+++ Data +++
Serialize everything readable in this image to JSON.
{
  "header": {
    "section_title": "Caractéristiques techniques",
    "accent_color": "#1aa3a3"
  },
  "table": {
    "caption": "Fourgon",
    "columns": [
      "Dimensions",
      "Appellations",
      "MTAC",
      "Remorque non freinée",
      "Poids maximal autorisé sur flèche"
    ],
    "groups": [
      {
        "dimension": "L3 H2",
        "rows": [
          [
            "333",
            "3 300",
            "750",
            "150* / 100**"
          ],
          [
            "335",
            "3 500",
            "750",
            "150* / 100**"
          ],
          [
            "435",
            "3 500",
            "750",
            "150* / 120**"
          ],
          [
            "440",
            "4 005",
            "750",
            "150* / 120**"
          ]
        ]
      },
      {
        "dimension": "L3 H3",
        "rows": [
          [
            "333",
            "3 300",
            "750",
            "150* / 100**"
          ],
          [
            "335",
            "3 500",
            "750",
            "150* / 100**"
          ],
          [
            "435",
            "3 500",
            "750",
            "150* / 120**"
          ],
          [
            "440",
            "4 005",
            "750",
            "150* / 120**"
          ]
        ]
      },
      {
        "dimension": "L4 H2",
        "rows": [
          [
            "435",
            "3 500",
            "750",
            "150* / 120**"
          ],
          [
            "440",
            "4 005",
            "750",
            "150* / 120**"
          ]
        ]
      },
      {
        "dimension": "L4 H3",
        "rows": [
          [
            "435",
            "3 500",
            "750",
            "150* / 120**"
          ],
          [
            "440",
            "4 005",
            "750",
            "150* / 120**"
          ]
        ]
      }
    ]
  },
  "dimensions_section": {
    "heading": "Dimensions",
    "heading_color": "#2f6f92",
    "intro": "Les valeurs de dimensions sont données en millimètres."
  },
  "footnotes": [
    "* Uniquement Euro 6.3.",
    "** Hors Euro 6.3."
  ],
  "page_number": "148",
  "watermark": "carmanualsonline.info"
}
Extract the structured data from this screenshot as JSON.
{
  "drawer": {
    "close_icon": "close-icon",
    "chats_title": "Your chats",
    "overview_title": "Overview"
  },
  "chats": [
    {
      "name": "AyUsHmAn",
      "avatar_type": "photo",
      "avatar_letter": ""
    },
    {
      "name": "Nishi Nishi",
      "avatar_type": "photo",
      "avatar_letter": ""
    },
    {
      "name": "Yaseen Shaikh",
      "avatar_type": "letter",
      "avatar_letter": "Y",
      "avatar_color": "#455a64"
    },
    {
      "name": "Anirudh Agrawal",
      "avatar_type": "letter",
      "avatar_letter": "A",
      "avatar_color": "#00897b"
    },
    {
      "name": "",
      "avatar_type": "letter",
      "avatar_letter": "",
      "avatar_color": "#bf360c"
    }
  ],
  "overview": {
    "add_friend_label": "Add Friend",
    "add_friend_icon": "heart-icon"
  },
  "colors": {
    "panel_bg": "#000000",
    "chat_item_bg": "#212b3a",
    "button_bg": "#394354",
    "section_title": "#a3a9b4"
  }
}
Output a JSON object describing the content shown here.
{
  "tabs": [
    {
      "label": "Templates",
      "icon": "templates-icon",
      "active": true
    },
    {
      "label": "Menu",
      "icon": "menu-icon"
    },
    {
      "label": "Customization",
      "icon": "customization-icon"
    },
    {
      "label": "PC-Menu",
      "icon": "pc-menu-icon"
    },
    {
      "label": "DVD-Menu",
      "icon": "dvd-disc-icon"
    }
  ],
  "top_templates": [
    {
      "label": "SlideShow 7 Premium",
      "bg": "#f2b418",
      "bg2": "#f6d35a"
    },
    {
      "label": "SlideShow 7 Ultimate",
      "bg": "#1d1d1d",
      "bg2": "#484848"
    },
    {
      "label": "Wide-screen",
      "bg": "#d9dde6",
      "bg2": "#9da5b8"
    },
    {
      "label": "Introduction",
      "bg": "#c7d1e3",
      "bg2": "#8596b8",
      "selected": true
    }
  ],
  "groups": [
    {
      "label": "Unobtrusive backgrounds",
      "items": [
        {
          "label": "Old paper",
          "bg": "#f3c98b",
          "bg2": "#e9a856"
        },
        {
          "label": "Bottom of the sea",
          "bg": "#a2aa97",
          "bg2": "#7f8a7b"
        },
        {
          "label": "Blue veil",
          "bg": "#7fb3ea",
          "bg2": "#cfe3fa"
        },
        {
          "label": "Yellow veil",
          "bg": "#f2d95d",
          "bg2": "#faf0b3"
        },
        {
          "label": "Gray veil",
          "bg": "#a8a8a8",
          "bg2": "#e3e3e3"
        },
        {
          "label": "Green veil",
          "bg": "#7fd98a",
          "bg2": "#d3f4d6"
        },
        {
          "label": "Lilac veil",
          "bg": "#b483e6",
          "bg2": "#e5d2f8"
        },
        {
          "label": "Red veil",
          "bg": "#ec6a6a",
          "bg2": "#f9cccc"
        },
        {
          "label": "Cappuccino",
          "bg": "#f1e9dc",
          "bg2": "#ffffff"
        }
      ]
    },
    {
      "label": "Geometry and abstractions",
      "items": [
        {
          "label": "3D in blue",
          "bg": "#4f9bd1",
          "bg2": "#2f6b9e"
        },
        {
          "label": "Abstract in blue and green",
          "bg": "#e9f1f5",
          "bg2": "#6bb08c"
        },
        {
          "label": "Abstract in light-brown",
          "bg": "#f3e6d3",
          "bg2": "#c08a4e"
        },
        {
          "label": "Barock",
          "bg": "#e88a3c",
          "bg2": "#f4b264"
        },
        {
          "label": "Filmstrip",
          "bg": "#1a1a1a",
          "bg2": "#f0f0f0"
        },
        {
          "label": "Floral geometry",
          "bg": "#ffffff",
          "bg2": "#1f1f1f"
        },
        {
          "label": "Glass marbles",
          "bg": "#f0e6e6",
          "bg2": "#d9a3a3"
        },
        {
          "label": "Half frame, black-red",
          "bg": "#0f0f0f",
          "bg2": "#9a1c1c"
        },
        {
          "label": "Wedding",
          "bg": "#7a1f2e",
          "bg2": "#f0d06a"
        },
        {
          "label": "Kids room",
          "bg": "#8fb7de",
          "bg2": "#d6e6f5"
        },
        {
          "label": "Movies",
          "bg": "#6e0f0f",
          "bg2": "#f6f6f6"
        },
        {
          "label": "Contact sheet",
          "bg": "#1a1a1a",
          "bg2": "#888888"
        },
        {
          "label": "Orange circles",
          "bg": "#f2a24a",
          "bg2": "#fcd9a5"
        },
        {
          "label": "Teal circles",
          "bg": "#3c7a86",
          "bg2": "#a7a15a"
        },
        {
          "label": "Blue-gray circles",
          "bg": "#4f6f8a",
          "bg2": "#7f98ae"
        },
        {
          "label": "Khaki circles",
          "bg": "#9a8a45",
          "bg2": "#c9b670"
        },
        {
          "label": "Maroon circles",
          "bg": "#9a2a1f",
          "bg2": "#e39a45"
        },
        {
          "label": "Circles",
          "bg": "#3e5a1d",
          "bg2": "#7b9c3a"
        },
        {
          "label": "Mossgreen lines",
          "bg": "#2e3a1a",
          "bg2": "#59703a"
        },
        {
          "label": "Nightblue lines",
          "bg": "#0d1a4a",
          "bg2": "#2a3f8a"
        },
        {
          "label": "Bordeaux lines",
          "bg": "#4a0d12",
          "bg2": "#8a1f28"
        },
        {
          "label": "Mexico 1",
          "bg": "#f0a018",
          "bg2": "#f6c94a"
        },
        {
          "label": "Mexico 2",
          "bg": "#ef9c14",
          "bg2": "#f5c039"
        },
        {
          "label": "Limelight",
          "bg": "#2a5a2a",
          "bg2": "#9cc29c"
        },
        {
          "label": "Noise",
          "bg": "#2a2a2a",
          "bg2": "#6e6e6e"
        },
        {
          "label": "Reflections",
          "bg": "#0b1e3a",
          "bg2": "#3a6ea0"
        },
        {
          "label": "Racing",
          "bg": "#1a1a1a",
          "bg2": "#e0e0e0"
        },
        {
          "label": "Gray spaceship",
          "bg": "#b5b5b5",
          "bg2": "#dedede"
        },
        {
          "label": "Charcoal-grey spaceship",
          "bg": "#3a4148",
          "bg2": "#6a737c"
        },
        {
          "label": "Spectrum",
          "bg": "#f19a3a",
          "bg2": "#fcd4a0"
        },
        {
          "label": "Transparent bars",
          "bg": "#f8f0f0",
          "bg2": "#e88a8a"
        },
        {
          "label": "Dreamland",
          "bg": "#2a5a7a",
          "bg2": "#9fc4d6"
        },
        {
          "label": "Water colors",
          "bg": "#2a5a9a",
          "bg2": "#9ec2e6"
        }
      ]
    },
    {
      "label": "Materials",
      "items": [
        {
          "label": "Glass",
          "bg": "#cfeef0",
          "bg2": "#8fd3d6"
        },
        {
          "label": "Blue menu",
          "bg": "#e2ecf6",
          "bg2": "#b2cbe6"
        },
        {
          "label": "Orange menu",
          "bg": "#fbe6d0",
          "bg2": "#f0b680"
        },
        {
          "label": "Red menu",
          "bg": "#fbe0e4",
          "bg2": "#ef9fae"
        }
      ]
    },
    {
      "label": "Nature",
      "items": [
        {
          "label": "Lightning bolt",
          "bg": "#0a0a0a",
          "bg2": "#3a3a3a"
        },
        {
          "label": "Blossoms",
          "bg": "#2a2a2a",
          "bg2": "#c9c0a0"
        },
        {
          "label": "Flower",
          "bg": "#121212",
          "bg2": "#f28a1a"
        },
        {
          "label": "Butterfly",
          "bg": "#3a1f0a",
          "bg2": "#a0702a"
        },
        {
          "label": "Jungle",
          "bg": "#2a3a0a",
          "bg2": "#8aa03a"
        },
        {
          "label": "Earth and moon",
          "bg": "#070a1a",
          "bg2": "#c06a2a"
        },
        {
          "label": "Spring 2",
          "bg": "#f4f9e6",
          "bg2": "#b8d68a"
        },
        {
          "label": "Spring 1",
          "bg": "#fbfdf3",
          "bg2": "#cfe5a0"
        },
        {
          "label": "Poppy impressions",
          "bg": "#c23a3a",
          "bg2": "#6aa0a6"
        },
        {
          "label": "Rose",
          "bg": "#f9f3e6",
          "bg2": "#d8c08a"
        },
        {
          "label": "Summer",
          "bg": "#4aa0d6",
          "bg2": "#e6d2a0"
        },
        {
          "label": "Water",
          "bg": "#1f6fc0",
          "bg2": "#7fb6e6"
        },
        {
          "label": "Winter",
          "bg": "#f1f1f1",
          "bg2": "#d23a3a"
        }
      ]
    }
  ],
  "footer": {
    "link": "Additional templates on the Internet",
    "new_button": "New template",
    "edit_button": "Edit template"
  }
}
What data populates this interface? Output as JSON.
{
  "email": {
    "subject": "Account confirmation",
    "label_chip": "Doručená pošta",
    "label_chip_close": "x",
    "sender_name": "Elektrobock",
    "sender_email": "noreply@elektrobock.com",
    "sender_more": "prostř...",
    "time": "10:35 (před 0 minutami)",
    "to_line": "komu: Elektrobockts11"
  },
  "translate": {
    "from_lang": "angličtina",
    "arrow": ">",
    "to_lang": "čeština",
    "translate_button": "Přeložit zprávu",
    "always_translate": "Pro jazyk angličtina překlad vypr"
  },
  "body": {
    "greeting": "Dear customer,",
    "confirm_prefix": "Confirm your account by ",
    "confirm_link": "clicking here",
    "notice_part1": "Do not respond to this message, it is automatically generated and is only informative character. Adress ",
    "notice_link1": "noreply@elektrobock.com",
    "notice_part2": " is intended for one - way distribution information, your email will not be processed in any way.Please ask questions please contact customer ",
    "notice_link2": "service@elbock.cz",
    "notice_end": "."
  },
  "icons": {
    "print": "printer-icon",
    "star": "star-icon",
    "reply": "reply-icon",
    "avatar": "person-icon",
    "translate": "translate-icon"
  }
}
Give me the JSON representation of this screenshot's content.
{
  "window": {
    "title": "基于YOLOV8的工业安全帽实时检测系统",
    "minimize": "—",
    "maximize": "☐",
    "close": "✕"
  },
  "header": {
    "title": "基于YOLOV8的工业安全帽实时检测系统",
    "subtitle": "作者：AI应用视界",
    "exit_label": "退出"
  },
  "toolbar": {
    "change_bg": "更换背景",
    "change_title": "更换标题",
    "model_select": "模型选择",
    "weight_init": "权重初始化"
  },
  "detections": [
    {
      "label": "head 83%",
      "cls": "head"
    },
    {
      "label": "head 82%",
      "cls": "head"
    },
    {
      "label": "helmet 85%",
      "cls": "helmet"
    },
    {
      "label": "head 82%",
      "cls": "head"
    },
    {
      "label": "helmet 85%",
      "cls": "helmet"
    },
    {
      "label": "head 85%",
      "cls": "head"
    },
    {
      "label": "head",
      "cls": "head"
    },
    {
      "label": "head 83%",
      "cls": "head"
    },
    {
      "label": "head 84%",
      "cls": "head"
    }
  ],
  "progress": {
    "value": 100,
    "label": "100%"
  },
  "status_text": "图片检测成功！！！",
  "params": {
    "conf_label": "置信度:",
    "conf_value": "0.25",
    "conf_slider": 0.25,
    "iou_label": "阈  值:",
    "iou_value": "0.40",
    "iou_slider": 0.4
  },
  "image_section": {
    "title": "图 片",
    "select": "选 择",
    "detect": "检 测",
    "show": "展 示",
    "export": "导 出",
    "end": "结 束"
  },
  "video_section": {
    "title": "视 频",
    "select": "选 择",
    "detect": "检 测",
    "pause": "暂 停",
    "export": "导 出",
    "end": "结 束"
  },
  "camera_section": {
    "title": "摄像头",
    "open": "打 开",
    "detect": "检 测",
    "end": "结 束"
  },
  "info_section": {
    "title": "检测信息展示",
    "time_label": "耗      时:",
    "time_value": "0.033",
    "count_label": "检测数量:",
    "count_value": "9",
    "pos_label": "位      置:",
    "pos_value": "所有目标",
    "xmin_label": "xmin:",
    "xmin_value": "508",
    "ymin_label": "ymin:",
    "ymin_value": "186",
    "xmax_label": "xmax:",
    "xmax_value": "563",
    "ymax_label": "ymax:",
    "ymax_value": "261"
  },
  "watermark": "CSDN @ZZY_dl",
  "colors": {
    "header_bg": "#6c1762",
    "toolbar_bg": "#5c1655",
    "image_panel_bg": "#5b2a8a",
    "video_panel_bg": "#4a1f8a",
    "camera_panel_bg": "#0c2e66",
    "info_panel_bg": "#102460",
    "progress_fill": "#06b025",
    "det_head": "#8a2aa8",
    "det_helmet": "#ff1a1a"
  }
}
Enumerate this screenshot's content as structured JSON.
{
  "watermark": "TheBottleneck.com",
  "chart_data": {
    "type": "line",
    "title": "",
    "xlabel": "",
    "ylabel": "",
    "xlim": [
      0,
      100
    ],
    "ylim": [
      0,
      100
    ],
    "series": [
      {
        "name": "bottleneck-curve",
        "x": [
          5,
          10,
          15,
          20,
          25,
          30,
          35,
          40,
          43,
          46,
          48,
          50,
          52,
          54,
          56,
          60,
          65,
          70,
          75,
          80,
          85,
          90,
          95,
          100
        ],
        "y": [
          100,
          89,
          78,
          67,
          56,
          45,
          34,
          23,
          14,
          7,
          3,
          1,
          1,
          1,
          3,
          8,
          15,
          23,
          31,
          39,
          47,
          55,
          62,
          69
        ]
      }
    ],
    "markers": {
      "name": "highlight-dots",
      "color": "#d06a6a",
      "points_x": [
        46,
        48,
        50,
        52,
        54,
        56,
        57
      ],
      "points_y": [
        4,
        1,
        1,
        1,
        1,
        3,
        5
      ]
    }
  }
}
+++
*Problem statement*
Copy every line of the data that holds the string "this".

*Written reply*
Serialize everything readable in this image to JSON.
Extract the structured data from this screenshot as JSON.
What data populates this interface? Output as JSON.
    "notice_part1": "Do not respond to this message, it is automatically generated and is only informative character. Adress ",
Give me the JSON representation of this screenshot's content.
Enumerate this screenshot's content as structured JSON.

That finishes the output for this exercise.